vantageous to religion and high morals than the turmoil and temptation amid which men so usually live. Women are, justly, and as part of the punishment by subjection inflicted on our first mother, cut off from the employments of public life, generally speaking; and I must crave their pardon for saying that, with their present education and pursuits, it is well that they are so.
I should indeed be sorry to see a female parliament, composed of ladies such as those with whom we generally meet. Timid, wayward, .genteellyeducated,' frivolous, fancy-work, dancing dames and damsels would make poor legislators truly; our own court has lately shewn us that they make miserable state-counsellors. A parliament composed of Miraims, Deborahs, Jaels, Huldahs, and Judiths, and presided over by a Queen Esther, would be another matter.
But there are many occasions in private life, where women with the spirit of Deborah might produce a different state of things from that which we now see. It is a pity that woman will not learn that although her sex is (and ought to be) subject, it need not be abject,—that though she should be gentle, she need not be frivolous,—though soft, not timorous,-though kind, not weak,-though submissive, not despicable. Man, proud and assuming, has so long taught her that she is, by nature, his inferior, that she at length believes it, and contentedly sits down to amuse herself with those trifles and light accomplishments which he leaves for her as beneath his own dignity; or else she toils through the domestic occupations which Providence allots her, as the drudgery fit for an inferior creature, perhaps even as the sole end of her

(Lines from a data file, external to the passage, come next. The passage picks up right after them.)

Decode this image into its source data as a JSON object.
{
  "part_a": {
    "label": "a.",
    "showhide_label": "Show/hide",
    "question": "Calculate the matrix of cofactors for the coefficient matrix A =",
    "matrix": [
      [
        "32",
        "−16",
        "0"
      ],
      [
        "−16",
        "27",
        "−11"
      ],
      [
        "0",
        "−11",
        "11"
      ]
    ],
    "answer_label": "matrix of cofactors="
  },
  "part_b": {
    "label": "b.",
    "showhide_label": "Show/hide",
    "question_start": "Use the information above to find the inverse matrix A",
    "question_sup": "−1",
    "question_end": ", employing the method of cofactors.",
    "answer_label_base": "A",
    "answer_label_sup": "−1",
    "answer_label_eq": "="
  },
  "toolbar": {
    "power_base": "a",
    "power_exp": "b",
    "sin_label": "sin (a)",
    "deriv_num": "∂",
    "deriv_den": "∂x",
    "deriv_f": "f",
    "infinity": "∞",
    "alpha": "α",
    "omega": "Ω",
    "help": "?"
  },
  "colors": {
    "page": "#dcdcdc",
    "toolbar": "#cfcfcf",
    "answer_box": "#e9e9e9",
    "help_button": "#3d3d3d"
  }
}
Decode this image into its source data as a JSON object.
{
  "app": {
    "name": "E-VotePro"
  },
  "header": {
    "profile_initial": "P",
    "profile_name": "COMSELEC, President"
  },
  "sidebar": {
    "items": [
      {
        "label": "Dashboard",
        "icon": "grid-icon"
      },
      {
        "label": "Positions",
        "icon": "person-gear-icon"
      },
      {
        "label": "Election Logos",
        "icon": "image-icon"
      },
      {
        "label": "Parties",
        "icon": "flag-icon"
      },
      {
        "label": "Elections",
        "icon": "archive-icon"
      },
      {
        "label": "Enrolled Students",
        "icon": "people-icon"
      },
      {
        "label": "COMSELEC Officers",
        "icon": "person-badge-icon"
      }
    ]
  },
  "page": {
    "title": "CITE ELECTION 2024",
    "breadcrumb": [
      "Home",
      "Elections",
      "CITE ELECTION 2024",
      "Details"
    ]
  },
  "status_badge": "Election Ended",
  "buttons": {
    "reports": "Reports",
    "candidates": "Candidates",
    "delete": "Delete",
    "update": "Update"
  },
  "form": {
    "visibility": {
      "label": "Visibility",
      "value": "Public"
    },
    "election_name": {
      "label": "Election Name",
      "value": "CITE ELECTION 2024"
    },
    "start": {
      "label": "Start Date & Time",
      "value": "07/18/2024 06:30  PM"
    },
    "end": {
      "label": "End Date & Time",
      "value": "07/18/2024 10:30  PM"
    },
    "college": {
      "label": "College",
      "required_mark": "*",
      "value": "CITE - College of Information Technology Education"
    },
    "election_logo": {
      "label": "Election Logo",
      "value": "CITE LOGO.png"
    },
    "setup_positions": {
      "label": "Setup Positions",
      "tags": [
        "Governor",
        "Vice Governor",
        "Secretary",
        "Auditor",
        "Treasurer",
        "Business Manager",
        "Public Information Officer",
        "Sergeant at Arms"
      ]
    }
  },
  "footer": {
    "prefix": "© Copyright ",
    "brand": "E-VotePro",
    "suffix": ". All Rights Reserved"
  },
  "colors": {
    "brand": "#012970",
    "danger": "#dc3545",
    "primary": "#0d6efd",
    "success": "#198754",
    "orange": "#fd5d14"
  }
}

being. How many females have not a thought nor a wish beyond their own kitchen-establishment, or their own furniture, or the next rout they intend to give; or, it may be, their own musical proficiency, or perhaps that very handsome wool-work carpet now in progress of completion. Such women are honour to the sex, nor to human nature in general; they deserve only to be classed with the sportsman, who adores his horses, or with the miser, who surveys his gold with the eye and the heart of an idolator.
And yet I cannot find in my heart to blame these women much. They have been brought up with the notion that mental culture is not their province, •What have women to do with learning ?'—that the welfare of their cour is nothing to them, “What have women to do with politics ?'—that, in short, the handsome appearance of their houses, or the excellence of their tables, or the improvement of their persons, or the attraction of admiration by the display of fashionable accomplishments, that some one or more of these things, all good enough in their way, is the chief end of a woman's being; and let us do them justice by saying, that they act out the principles they have received with a zeal and perseverance which would do honour to a better cause, and serve to convince an impartial bystander that these slaves of fashion, or of householdry, are by nature capable of better things.
Let us refresh our eyes with a glance at Deborah ; we shall see some striking points in her character and history. The first three things recorded of her (Judges iv. 4,) are that she was a prophetess, a wife, and a judge. Judgment given by a woman sounds strange